There are  few contraindications to breastfeeding: metabolic conditions for the infant, the moms who have high t-cell lymphotrophic viruses or infectious diseases should not, but should resume when well, and the mom who is HIV+ is recommended to not breastfeed by the CDC- this is in the US but may differ when breastfeeding is more beneficial than the risk of acquiring the disease.

Moms who are breastfeeding should increase their calories to 450 to 500 more calories a day. She should try to have a good diet that is rich in fatty acids and DHA and not contaminated and can supplement her diet with vitamins if needed.

LactMed is the resource for helping moms know what medications are safe while breastfeeding.  If moms are taking amphetamines, chemotherapy drugs, ergotamines and statins she should not be nursing her infant. There is concern if the mom has had radioactive exposure as well.

Hospitals can make a change in breastfeeding being initiated and terminated early. There is a ten steps to successful breastfeeding program that is recommended that they follow. But only 80% of the US hospitals are not following these guidelines. Giving pacifiers to newborns- which is being done 40% of the time and should only be limited to specific medical conditions for pain relief-  is known to lower breastfeeding rates as well as limiting length of time at the breasts- which is being done 58% of the time in most US hospitals. 30% of the hospitals are supplementing with formula with newborns! And 66% of the hospitals gave supplemental formula to the breastfeeding moms.  In fact only 3.5% of US hospitals meet 9 of the 10 steps! Moms and babies need to be able to be together for breastfeeding in the first hour, even if born surgically by cesarean birth.
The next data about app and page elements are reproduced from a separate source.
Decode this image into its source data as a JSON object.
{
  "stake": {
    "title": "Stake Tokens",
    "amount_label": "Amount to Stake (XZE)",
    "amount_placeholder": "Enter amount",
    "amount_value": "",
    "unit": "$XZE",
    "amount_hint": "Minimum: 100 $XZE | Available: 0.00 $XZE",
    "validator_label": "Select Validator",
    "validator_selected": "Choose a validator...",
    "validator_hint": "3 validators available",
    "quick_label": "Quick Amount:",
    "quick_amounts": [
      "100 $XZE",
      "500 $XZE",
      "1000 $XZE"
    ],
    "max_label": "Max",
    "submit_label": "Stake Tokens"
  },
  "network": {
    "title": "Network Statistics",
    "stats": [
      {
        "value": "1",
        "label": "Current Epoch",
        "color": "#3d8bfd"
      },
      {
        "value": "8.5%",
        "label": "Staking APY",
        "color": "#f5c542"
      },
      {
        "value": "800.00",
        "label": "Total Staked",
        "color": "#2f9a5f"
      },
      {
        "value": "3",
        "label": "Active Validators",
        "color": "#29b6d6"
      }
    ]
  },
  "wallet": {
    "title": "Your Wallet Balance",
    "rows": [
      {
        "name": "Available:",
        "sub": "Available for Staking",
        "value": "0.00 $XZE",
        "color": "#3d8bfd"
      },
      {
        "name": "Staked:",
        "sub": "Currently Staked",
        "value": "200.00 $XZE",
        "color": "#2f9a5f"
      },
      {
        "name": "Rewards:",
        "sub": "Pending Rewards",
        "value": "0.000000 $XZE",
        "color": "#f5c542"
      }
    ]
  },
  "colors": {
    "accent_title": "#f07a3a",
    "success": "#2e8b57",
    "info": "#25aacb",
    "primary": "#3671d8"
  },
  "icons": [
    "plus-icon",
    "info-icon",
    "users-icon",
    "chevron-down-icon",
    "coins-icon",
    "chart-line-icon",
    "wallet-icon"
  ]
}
The AAP does recommend the use of a pacifier after 3 to 4 weeks of age to decrease SIDS. They do recommend Vitamin K but after breastfeeding is done is fine- as long as it is given in the first six hours. They do recommend Vitamin D after discharge of the hospital. They do not recommend fluoride until six months and then limited in the first three years if the water is not fluoridated in their communities.

It is noted that the growth of a breastfed baby is different than their formula fed counterpart.  The recommendation is to use the WHO growth chart.

It notes that the role of the pediatrician can make or break the breastfeeding relationship. They encourage pediatricians to hand out breastfeeding supportive material and assist the mom in helping to breastfeed. They suggest this role is not one for the other employees but that the doctor herself be supportive in this way postpartum. Ironically they suggest they follow evidence based information!

And they make a final plea to businesses to be supportive of breastfeeding. They encourage mother baby friendly worksites and share that the added benefit to their employees are worth their effort in doing so. For every $1 invested in supporting this work environment they get $2 to $3 in return!  There is mention of the acts that promote reasonable break times for nursing moms and places outside of a bathroom in order to pump.

In conclusion is makes me sad to be in a urban area with great resources that still do not support breastfeeding properly. The hospitals in our area all fall short of being a mother baby friendly hospital. Pediatricians in our area still do not regard breastfeeding much differently than just a different way to feed our babies.

I do not think our government is truly promoting this effort. I do not think that it has changed much in my area at all. I wish the AAP would really promote this along with the government in ads that show during prime time- showing the risks of formula feeding in full truth without regard to a back lash!